WHAT THE TASK ASKS:
Where a line of the records holds the string "Affichage", copy that line.
Content starts
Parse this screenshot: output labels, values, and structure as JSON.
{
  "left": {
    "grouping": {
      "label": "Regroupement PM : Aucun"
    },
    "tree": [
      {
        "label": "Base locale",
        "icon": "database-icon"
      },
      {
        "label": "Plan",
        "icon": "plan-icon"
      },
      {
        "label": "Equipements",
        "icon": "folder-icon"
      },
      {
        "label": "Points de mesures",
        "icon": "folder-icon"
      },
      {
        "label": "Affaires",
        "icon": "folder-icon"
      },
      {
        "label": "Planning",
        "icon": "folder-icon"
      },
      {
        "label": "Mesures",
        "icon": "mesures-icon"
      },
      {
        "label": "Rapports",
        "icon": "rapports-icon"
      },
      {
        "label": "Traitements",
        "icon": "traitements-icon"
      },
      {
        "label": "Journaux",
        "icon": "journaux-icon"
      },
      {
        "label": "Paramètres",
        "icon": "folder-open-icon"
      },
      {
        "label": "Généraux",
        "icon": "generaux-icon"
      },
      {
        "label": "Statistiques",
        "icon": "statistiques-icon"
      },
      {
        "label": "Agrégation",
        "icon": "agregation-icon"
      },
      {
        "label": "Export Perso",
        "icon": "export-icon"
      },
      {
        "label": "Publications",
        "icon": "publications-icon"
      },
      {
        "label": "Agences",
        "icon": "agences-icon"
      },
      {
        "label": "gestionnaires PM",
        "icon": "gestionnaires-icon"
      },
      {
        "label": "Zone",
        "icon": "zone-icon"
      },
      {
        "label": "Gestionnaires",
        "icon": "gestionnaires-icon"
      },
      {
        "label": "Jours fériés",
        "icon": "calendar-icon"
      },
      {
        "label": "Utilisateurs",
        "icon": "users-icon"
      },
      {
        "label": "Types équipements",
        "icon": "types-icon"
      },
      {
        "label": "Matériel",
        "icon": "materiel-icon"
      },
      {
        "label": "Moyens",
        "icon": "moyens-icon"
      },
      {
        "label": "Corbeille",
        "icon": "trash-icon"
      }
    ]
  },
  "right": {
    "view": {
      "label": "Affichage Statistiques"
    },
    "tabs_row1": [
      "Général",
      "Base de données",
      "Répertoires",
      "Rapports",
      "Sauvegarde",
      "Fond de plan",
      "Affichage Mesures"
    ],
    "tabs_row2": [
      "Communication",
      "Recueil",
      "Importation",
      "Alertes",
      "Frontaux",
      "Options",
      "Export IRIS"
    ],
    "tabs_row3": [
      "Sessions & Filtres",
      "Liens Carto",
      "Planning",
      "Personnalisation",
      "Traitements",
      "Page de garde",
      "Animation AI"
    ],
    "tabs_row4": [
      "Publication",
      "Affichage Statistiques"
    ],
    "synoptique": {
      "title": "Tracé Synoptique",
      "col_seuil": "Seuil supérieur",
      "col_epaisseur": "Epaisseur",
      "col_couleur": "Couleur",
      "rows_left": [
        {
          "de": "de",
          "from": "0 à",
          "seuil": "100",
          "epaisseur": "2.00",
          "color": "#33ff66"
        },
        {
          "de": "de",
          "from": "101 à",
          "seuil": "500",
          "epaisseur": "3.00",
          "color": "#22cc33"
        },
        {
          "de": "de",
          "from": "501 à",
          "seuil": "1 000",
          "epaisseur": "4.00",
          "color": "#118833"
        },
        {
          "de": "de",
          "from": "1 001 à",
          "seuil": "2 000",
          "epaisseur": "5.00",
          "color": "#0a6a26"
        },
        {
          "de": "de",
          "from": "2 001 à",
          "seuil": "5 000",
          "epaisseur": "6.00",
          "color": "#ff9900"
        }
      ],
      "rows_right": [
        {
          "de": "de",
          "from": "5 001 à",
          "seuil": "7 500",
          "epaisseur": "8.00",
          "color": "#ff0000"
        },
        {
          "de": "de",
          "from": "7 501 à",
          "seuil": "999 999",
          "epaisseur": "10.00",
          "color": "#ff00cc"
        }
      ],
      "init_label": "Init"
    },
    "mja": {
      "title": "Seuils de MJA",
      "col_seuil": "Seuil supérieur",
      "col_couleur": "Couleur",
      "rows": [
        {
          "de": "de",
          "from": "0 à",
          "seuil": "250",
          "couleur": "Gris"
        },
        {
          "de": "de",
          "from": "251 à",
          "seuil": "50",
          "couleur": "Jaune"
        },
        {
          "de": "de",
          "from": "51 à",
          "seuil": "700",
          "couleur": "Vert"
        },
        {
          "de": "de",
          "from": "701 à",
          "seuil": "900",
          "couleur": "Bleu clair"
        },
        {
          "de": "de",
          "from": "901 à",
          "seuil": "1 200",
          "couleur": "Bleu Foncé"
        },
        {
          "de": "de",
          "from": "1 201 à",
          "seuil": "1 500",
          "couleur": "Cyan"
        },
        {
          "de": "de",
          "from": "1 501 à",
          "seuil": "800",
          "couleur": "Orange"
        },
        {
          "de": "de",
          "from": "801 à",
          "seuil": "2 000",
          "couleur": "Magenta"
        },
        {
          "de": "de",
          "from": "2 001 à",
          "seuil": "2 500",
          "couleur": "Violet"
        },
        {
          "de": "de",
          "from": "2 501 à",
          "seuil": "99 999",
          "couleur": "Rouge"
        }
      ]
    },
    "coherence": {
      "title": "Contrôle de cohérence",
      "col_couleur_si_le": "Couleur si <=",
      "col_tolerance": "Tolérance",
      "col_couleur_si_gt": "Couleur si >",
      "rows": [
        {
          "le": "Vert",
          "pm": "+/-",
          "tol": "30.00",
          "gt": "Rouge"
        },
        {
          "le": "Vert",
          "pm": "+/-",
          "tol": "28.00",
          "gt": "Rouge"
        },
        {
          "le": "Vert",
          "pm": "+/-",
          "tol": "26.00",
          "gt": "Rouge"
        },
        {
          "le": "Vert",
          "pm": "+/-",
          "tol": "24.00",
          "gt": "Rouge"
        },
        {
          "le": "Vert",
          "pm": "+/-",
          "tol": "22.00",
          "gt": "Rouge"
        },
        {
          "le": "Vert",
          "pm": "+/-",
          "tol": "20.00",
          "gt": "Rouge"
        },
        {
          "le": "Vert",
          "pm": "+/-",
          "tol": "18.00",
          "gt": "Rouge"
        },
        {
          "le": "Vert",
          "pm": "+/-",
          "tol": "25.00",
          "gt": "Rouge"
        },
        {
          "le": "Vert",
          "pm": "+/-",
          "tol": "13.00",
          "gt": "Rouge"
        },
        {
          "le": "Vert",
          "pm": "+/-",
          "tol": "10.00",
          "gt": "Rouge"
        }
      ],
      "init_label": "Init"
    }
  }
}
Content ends
EXERCISE RESPONSE:
      "label": "Affichage Statistiques"
      "Affichage Mesures"
      "Affichage Statistiques"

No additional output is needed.